Instructions for the task:
In the entries below, find the lines with the word "title" and copy them.

Extracted data entries:
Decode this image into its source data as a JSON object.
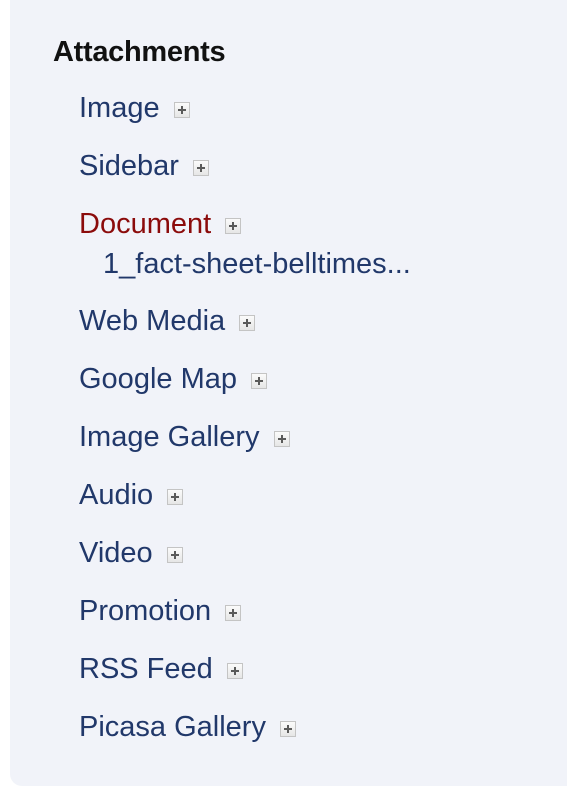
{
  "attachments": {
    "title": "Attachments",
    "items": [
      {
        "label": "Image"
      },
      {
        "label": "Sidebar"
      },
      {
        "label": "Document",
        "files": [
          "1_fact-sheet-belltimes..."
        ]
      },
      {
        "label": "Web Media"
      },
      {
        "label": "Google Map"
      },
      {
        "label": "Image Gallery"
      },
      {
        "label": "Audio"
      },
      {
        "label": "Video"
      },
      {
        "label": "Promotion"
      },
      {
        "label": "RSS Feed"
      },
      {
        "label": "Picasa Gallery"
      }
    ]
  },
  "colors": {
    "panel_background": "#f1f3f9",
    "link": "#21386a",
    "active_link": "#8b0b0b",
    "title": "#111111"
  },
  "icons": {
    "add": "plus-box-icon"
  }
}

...

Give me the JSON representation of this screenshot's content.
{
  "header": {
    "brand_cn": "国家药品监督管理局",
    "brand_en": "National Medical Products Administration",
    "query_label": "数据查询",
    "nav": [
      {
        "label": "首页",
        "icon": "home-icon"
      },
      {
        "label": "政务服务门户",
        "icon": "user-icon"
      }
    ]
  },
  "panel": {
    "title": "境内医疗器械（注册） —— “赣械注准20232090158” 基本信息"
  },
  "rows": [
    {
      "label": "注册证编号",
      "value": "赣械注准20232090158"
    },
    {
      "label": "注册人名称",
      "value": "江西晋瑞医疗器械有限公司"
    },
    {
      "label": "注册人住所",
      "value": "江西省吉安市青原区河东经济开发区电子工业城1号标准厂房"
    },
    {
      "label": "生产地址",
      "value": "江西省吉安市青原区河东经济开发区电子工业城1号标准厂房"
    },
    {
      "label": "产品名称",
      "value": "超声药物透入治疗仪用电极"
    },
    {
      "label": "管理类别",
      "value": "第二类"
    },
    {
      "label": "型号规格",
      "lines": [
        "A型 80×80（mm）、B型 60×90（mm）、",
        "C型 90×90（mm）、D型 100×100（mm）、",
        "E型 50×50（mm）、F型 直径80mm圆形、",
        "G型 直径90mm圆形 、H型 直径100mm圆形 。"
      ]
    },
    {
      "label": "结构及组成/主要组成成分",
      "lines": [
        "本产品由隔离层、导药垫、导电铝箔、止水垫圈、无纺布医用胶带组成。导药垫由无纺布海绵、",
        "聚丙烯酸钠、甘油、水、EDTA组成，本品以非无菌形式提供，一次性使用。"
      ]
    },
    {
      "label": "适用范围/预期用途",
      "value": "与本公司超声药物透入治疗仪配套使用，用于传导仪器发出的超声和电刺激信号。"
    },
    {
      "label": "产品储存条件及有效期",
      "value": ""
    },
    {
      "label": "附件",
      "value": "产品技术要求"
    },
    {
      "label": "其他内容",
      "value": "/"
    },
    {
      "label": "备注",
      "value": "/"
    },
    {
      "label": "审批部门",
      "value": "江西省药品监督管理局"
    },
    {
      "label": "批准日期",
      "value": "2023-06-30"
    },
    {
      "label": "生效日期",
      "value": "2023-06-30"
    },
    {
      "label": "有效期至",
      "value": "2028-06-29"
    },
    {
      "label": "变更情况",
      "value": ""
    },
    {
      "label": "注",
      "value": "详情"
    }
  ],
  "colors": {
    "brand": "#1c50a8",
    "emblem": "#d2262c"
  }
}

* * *

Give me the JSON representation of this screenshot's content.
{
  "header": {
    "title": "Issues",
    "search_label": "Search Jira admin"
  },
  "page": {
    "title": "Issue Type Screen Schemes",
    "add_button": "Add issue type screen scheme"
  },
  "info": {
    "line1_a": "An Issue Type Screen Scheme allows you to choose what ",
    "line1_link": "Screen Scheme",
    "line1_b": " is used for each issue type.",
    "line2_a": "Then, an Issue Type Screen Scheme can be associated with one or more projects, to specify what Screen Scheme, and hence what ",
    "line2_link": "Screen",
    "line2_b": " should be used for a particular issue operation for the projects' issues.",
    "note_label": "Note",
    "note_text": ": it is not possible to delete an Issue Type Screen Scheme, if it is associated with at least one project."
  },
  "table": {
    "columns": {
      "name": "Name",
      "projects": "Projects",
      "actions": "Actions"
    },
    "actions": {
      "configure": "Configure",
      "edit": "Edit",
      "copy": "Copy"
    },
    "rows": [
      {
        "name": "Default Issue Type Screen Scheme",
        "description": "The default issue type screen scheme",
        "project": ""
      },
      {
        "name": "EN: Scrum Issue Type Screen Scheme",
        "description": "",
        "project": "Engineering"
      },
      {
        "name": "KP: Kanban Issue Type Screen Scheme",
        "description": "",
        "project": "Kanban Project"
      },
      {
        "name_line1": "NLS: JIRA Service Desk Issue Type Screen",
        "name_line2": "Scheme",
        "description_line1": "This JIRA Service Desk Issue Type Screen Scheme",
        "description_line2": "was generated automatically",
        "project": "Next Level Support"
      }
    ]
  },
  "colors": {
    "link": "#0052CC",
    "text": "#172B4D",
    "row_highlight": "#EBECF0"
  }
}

Answer area:
    "title": "Attachments",
    "title": "#111111"
    "title": "境内医疗器械（注册） —— “赣械注准20232090158” 基本信息"
    "title": "Issues",
    "title": "Issue Type Screen Schemes",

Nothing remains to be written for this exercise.